JOHNSON CITY, Tenn. (WJHL) – Ballad Health employees who are positive for COVID-19 but asymptomatic or have gone at least 24 hours without a fever will be able to work at Ballad hospitals and facilities, CEO Alan Levine said Thursday.
Citing a staffing crisis that has more than 800 people out with COVID and a record COVID inpatient census, Levine said the system was declaring “crisis staffing,” according to the Centers for Disease Control and Prevention (CDC) updated guidelines.
“If they’re tested positive with COVID but they’re asymptomatic, our expectation is that they will come back,” Levine said at a news conference where he also outlined the crisis’s impact on emergency room wait times and ability to both admit and discharge patients from inpatient rooms.
One thing those guidelines say, however, is that systems must progress through the “contingency” phase prior to entering the crisis phase — and the contingency phase says hospital systems should “cancel all non-essential procedures and visits.”
Levine said Thursday that Ballad has decided not to cancel elective procedures. The guidelines for contingency phase call for systems to “(s)hift HCP (staff) who work in these areas to support other patient care activities in the facility. Facilities will need to ensure these HCP have received appropriate orientation and training to work in these areas that are new to them.”
Levine didn’t mention that part of the guidelines.
“All of the things we’re putting in place are guided by the CDC in terms of best practice for how to bring people back who might have COVID or who have had it and are on the route to recovery, because we need their help,” Levine said.
“As a hospital system who has to care for patients who are very sick, there’s a point beyond which it becomes more risky to keep these people at home and not take care of the people that need help, and that’s the point we’re at.”
Ballad had a record 436 COVID-19 inpatients Thursday. Levine said about two-thirds of the 834 employees currently out with COVID work in clinical positions.
Levine said understaffing both at Ballad and at other post-acute facilities where some patients go after discharge has created a “cascading effect” that’s filling emergency rooms to overflowing as the system lacks inpatient beds to put patients needing hospitalization in.
CDC guidance updated Jan. 21 under the title “Strategies to Mitigate Healthcare Personnel Staffing Shortages” lists work restrictions due to COVID under conventional standards as well as “contingency” and then “crisis” standards. The CDC website says those strategies are supposed to be considered and implemented in order with crisis care being last.

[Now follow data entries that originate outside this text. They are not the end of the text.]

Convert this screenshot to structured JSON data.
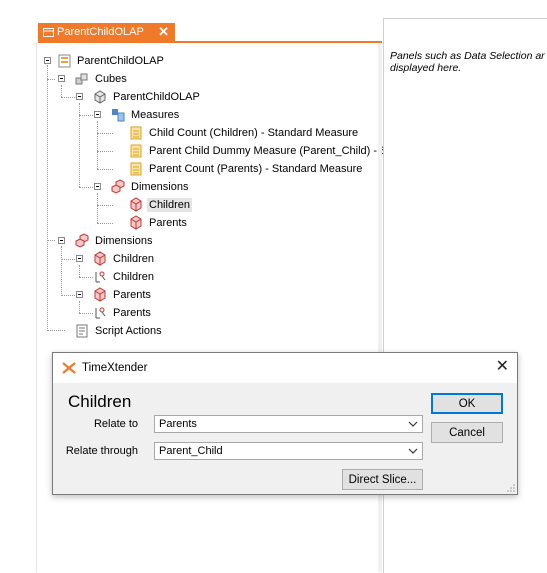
{
  "tab": {
    "label": "ParentChildOLAP",
    "close": "✕"
  },
  "tree": {
    "root": "ParentChildOLAP",
    "cubes": "Cubes",
    "cube_name": "ParentChildOLAP",
    "measures": "Measures",
    "measure_items": [
      "Child Count (Children) - Standard Measure",
      "Parent Child Dummy Measure (Parent_Child) - S",
      "Parent Count (Parents) - Standard Measure"
    ],
    "cube_dimensions": "Dimensions",
    "cube_dimension_items": [
      "Children",
      "Parents"
    ],
    "dimensions": "Dimensions",
    "dim_children": "Children",
    "dim_children_hierarchy": "Children",
    "dim_parents": "Parents",
    "dim_parents_hierarchy": "Parents",
    "script_actions": "Script Actions",
    "selected": "Children"
  },
  "right_panel": {
    "text_line1": "Panels such as Data Selection ar",
    "text_line2": "displayed here."
  },
  "dialog": {
    "title": "TimeXtender",
    "close": "✕",
    "heading": "Children",
    "relate_to_label": "Relate to",
    "relate_to_value": "Parents",
    "relate_through_label": "Relate through",
    "relate_through_value": "Parent_Child",
    "ok_label": "OK",
    "cancel_label": "Cancel",
    "direct_slice_label": "Direct Slice..."
  },
  "colors": {
    "accent": "#f0792a",
    "focus": "#0078d7"
  }
}
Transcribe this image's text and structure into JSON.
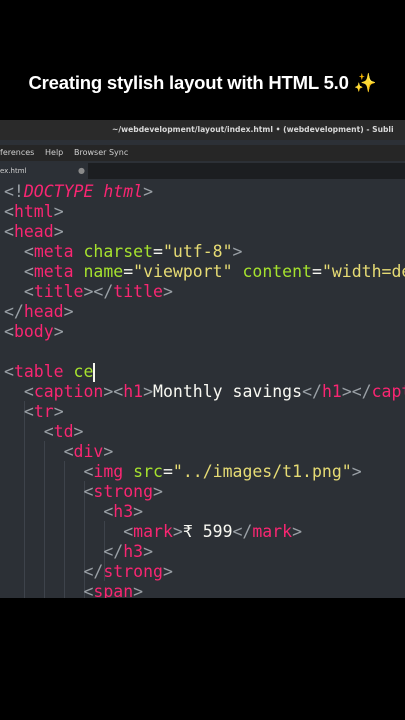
{
  "caption": {
    "text": "Creating stylish layout with HTML 5.0",
    "emoji": "✨"
  },
  "window": {
    "title": "~/webdevelopment/layout/index.html • (webdevelopment) - Subli",
    "menu": [
      "ferences",
      "Help",
      "Browser Sync"
    ],
    "tab": {
      "label": "ex.html",
      "dot": "●"
    }
  },
  "colors": {
    "bracket": "#9aa0a6",
    "tag": "#f92672",
    "attr": "#a6e22e",
    "string": "#e6db74",
    "text": "#f8f8f2",
    "doctype": "#f92672",
    "keyword": "#66d9ef"
  },
  "code": [
    {
      "spans": [
        {
          "t": "<!",
          "c": "bracket"
        },
        {
          "t": "DOCTYPE html",
          "c": "doctype",
          "i": true
        },
        {
          "t": ">",
          "c": "bracket"
        }
      ]
    },
    {
      "spans": [
        {
          "t": "<",
          "c": "bracket"
        },
        {
          "t": "html",
          "c": "tag"
        },
        {
          "t": ">",
          "c": "bracket"
        }
      ]
    },
    {
      "spans": [
        {
          "t": "<",
          "c": "bracket"
        },
        {
          "t": "head",
          "c": "tag"
        },
        {
          "t": ">",
          "c": "bracket"
        }
      ]
    },
    {
      "spans": [
        {
          "t": "  <",
          "c": "bracket"
        },
        {
          "t": "meta",
          "c": "tag"
        },
        {
          "t": " charset",
          "c": "attr"
        },
        {
          "t": "=",
          "c": "text"
        },
        {
          "t": "\"utf-8\"",
          "c": "string"
        },
        {
          "t": ">",
          "c": "bracket"
        }
      ]
    },
    {
      "spans": [
        {
          "t": "  <",
          "c": "bracket"
        },
        {
          "t": "meta",
          "c": "tag"
        },
        {
          "t": " name",
          "c": "attr"
        },
        {
          "t": "=",
          "c": "text"
        },
        {
          "t": "\"viewport\"",
          "c": "string"
        },
        {
          "t": " content",
          "c": "attr"
        },
        {
          "t": "=",
          "c": "text"
        },
        {
          "t": "\"width=de",
          "c": "string"
        }
      ]
    },
    {
      "spans": [
        {
          "t": "  <",
          "c": "bracket"
        },
        {
          "t": "title",
          "c": "tag"
        },
        {
          "t": "></",
          "c": "bracket"
        },
        {
          "t": "title",
          "c": "tag"
        },
        {
          "t": ">",
          "c": "bracket"
        }
      ]
    },
    {
      "spans": [
        {
          "t": "</",
          "c": "bracket"
        },
        {
          "t": "head",
          "c": "tag"
        },
        {
          "t": ">",
          "c": "bracket"
        }
      ]
    },
    {
      "spans": [
        {
          "t": "<",
          "c": "bracket"
        },
        {
          "t": "body",
          "c": "tag"
        },
        {
          "t": ">",
          "c": "bracket"
        }
      ]
    },
    {
      "spans": []
    },
    {
      "spans": [
        {
          "t": "<",
          "c": "bracket"
        },
        {
          "t": "table",
          "c": "tag"
        },
        {
          "t": " ce",
          "c": "attr"
        }
      ]
    },
    {
      "spans": [
        {
          "t": "  <",
          "c": "bracket"
        },
        {
          "t": "caption",
          "c": "tag"
        },
        {
          "t": "><",
          "c": "bracket"
        },
        {
          "t": "h1",
          "c": "tag"
        },
        {
          "t": ">",
          "c": "bracket"
        },
        {
          "t": "Monthly savings",
          "c": "text"
        },
        {
          "t": "</",
          "c": "bracket"
        },
        {
          "t": "h1",
          "c": "tag"
        },
        {
          "t": "></",
          "c": "bracket"
        },
        {
          "t": "capt",
          "c": "tag"
        }
      ]
    },
    {
      "spans": [
        {
          "t": "  <",
          "c": "bracket"
        },
        {
          "t": "tr",
          "c": "tag"
        },
        {
          "t": ">",
          "c": "bracket"
        }
      ]
    },
    {
      "spans": [
        {
          "t": "    <",
          "c": "bracket"
        },
        {
          "t": "td",
          "c": "tag"
        },
        {
          "t": ">",
          "c": "bracket"
        }
      ]
    },
    {
      "spans": [
        {
          "t": "      <",
          "c": "bracket"
        },
        {
          "t": "div",
          "c": "tag"
        },
        {
          "t": ">",
          "c": "bracket"
        }
      ]
    },
    {
      "spans": [
        {
          "t": "        <",
          "c": "bracket"
        },
        {
          "t": "img",
          "c": "tag"
        },
        {
          "t": " src",
          "c": "attr"
        },
        {
          "t": "=",
          "c": "text"
        },
        {
          "t": "\"../images/t1.png\"",
          "c": "string"
        },
        {
          "t": ">",
          "c": "bracket"
        }
      ]
    },
    {
      "spans": [
        {
          "t": "        <",
          "c": "bracket"
        },
        {
          "t": "strong",
          "c": "tag"
        },
        {
          "t": ">",
          "c": "bracket"
        }
      ]
    },
    {
      "spans": [
        {
          "t": "          <",
          "c": "bracket"
        },
        {
          "t": "h3",
          "c": "tag"
        },
        {
          "t": ">",
          "c": "bracket"
        }
      ]
    },
    {
      "spans": [
        {
          "t": "            <",
          "c": "bracket"
        },
        {
          "t": "mark",
          "c": "tag"
        },
        {
          "t": ">",
          "c": "bracket"
        },
        {
          "t": "₹ 599",
          "c": "text"
        },
        {
          "t": "</",
          "c": "bracket"
        },
        {
          "t": "mark",
          "c": "tag"
        },
        {
          "t": ">",
          "c": "bracket"
        }
      ]
    },
    {
      "spans": [
        {
          "t": "          </",
          "c": "bracket"
        },
        {
          "t": "h3",
          "c": "tag"
        },
        {
          "t": ">",
          "c": "bracket"
        }
      ]
    },
    {
      "spans": [
        {
          "t": "        </",
          "c": "bracket"
        },
        {
          "t": "strong",
          "c": "tag"
        },
        {
          "t": ">",
          "c": "bracket"
        }
      ]
    },
    {
      "spans": [
        {
          "t": "        <",
          "c": "bracket"
        },
        {
          "t": "span",
          "c": "tag"
        },
        {
          "t": ">",
          "c": "bracket"
        }
      ]
    }
  ]
}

Levine said Ballad wants to avoid a third round of stopping elective procedures. He said COVID-positive employees will be restricted from working in several departments, including oncology and Niswonger Children’s Hospital.
“If they’re clinical, it’s possible they can come back and work in a COVID unit,” Levine said. “It’s possible they can work in the emergency department as a sitter when we have mental health holds.”